One of the consistent challenges that we face with when working with youth and their families is the lack of hope that many have when they come to our residential treatment center (RTC) program at KidsPeace.  Often they have already participated in a myriad of behavioral health/mental health services, and unfortunately many of them have not had positive experiences that allow for the creation and fostering of hope. 

I was assigned such a case several months ago, involving a youth whose family is covered by TRICARE. This young woman had been transferred from another RTC program; her parents reported that they were not satisfied with the level and type of care she had been receiving and wanted something different.

The youth had been referred for a higher level of care due to significant issues with physical aggression towards family members and peers. There were also concerns related to her ability to interact appropriately with same-age peers, as well as her lack of understanding of boundaries with others – particularly strangers. She and her parents stated she had been involved in multiple services since a very young age, and they were apprehensive about engaging with another provider, given their experiences. I acknowledged their concerns and assured them that we would do our best to provide them with what they needed to be successful, facilitate healing, and instill hope. 

Many of our initial sessions were focused on developing an understanding of the impact their involvement with service providers had on the youth and her family. Sessions then shifted to identifying the strengths and barriers the family felt they possessed, and how both could be utilized in order to facilitate genuine positive change. This positive change, if recognized and embraced, would be a way for the youth and her parents to be successful and experience the hope they all had been lacking. 

Initially there was much resistance, as the youth focused much on how things had not worked in the past, and that our sessions would not make a difference. In family therapy sessions her parents were guarded and spoke frequently to what did not work for their daughter.
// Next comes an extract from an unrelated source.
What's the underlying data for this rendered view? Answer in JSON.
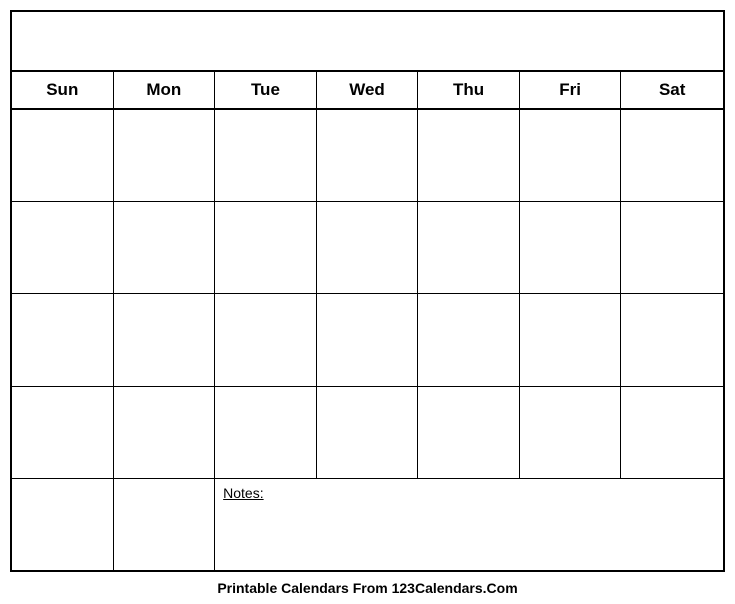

They were concerned about if things would change for the better and if their daughter would have to remain in placements for the rest of her life. 

The approach I had to take within these sessions was one of optimism. I made it a point to highlight the “little victories” that the youth and her family were able to accomplish throughout their lives, as well as during her stay at the RTC. I engaged in evidence-based strategies designed to help identify how her negative/positive thoughts and feelings affect her behaviors and interactions. I also reiterated the importance of using the past as a guide, not an indicator of how the future will turn out. 

With time, the youth and her family began presenting as more amenable to the idea of things being better. All began to speak more positively about their situation and identified a renewed sense of hope for the youth and for their family. The weekly meetings became an environment where all could communicate more freely and plan for the eventual return of the youth to the home. Scheduled home passes went on without any significant issues. The family continued to remain focused on the prospect of improvement and positive change. 

There were still challenges, of course; long-standing struggles, particularly those related to behavioral/mental health, are not resolved overnight. However, once she and her family were able to recognize the possibility of change, success, and hope, things did progress in a more positive direction. Ultimately, the youth was discharged back home to her family, with less restrictive aftercare services in place. 

Zachary Venable is a senior clinician at KidsPeace.

TRICARE is the health care program for uniformed service members, retirees, and their families. KidsPeace’s adolescent hospital and residential treatment programs at the Orchard Hills Campus in Pennsylvania are TRICARE certified.